* [Assignment]: The required answer is the data below, restated word for word with images omitted.
[Provided records Boundary: Start]
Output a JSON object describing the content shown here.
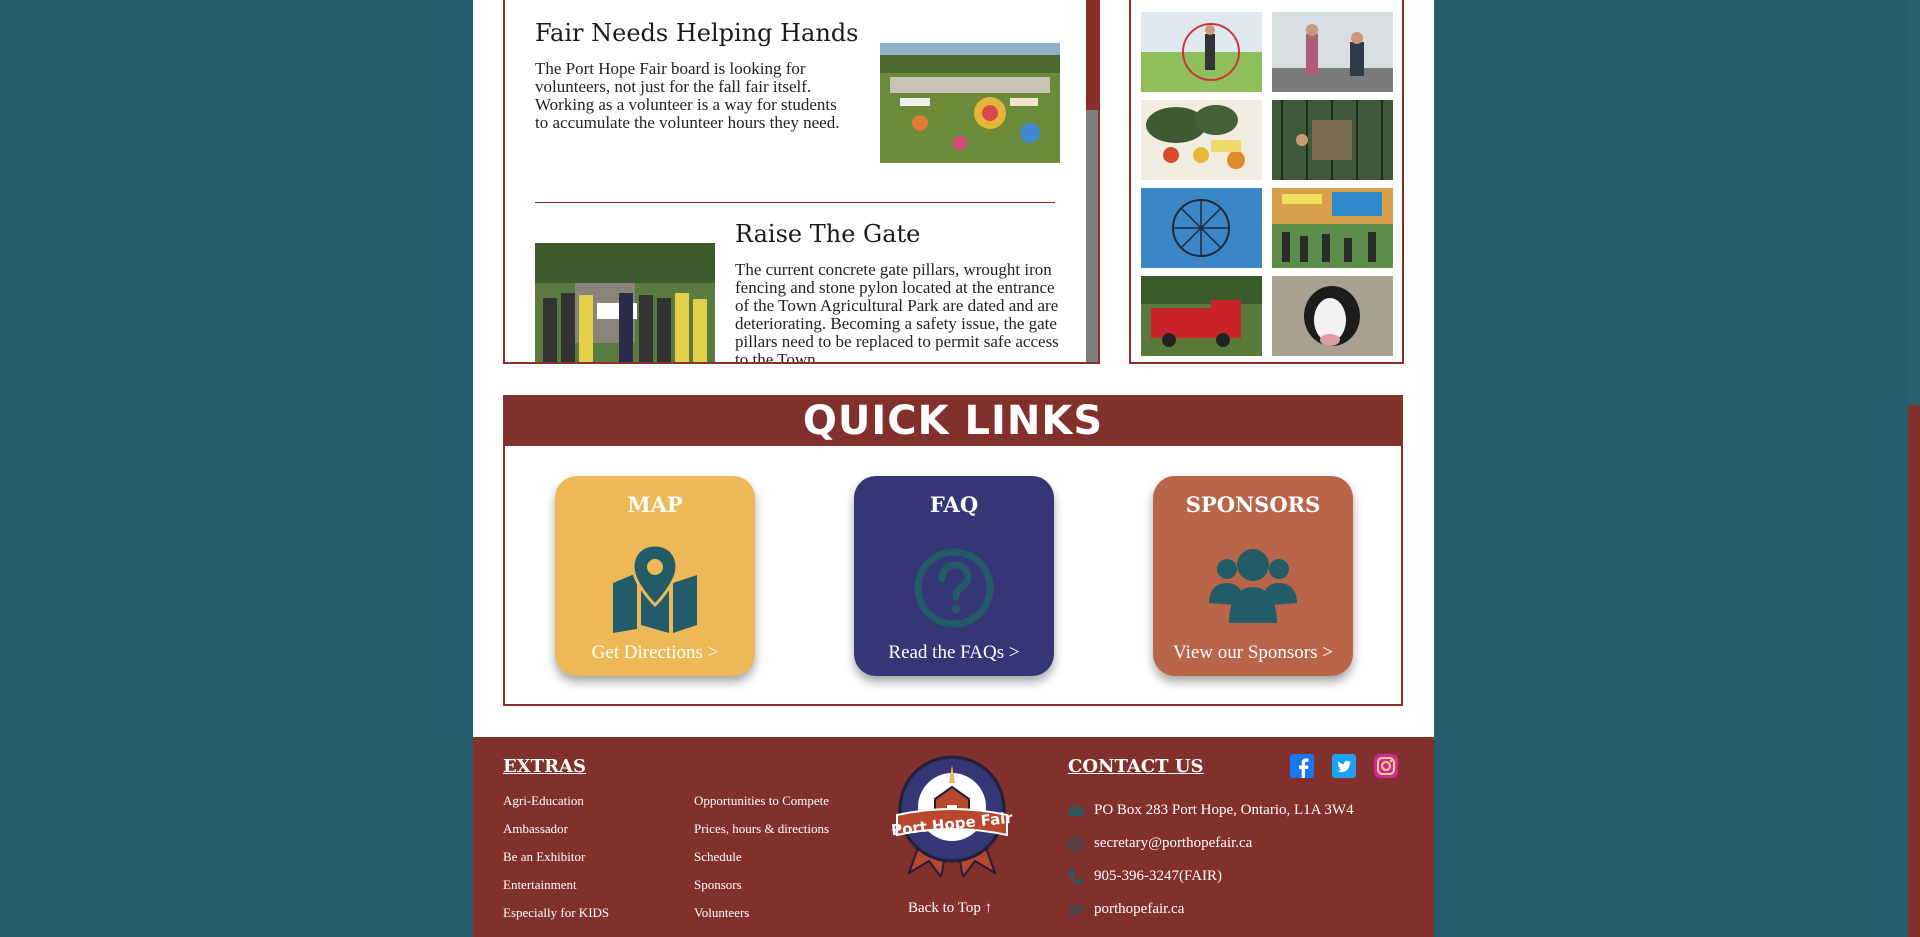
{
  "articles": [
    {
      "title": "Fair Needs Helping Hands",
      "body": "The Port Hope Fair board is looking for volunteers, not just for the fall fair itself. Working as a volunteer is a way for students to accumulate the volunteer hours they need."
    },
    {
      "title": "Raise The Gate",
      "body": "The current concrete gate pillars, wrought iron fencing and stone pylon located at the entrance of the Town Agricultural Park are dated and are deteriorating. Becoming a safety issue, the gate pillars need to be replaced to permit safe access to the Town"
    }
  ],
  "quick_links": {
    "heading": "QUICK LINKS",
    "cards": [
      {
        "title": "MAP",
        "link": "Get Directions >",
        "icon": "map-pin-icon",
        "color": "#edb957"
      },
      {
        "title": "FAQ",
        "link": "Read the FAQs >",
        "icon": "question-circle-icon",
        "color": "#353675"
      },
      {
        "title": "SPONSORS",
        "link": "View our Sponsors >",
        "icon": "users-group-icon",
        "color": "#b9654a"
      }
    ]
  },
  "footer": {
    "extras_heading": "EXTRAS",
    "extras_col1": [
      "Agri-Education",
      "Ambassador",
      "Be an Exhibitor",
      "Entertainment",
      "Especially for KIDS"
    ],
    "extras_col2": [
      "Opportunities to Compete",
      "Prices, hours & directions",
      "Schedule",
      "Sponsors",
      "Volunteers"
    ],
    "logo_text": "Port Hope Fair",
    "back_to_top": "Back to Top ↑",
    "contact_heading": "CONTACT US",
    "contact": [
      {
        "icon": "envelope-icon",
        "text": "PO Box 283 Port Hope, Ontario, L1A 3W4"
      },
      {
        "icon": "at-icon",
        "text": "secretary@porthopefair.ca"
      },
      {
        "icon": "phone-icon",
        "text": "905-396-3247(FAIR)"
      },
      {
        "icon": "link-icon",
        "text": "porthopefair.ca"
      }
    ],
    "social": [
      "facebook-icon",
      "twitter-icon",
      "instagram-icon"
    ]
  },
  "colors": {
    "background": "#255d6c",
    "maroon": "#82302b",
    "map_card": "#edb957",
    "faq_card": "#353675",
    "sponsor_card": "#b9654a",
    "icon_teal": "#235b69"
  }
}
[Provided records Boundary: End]
* [Task result]:
Output a JSON object describing the content shown here.
{
  "articles": [
    {
      "title": "Fair Needs Helping Hands",
      "body": "The Port Hope Fair board is looking for volunteers, not just for the fall fair itself. Working as a volunteer is a way for students to accumulate the volunteer hours they need."
    },
    {
      "title": "Raise The Gate",
      "body": "The current concrete gate pillars, wrought iron fencing and stone pylon located at the entrance of the Town Agricultural Park are dated and are deteriorating. Becoming a safety issue, the gate pillars need to be replaced to permit safe access to the Town"
    }
  ],
  "quick_links": {
    "heading": "QUICK LINKS",
    "cards": [
      {
        "title": "MAP",
        "link": "Get Directions >",
        "icon": "map-pin-icon",
        "color": "#edb957"
      },
      {
        "title": "FAQ",
        "link": "Read the FAQs >",
        "icon": "question-circle-icon",
        "color": "#353675"
      },
      {
        "title": "SPONSORS",
        "link": "View our Sponsors >",
        "icon": "users-group-icon",
        "color": "#b9654a"
      }
    ]
  },
  "footer": {
    "extras_heading": "EXTRAS",
    "extras_col1": [
      "Agri-Education",
      "Ambassador",
      "Be an Exhibitor",
      "Entertainment",
      "Especially for KIDS"
    ],
    "extras_col2": [
      "Opportunities to Compete",
      "Prices, hours & directions",
      "Schedule",
      "Sponsors",
      "Volunteers"
    ],
    "logo_text": "Port Hope Fair",
    "back_to_top": "Back to Top ↑",
    "contact_heading": "CONTACT US",
    "contact": [
      {
        "icon": "envelope-icon",
        "text": "PO Box 283 Port Hope, Ontario, L1A 3W4"
      },
      {
        "icon": "at-icon",
        "text": "secretary@porthopefair.ca"
      },
      {
        "icon": "phone-icon",
        "text": "905-396-3247(FAIR)"
      },
      {
        "icon": "link-icon",
        "text": "porthopefair.ca"
      }
    ],
    "social": [
      "facebook-icon",
      "twitter-icon",
      "instagram-icon"
    ]
  },
  "colors": {
    "background": "#255d6c",
    "maroon": "#82302b",
    "map_card": "#edb957",
    "faq_card": "#353675",
    "sponsor_card": "#b9654a",
    "icon_teal": "#235b69"
  }
}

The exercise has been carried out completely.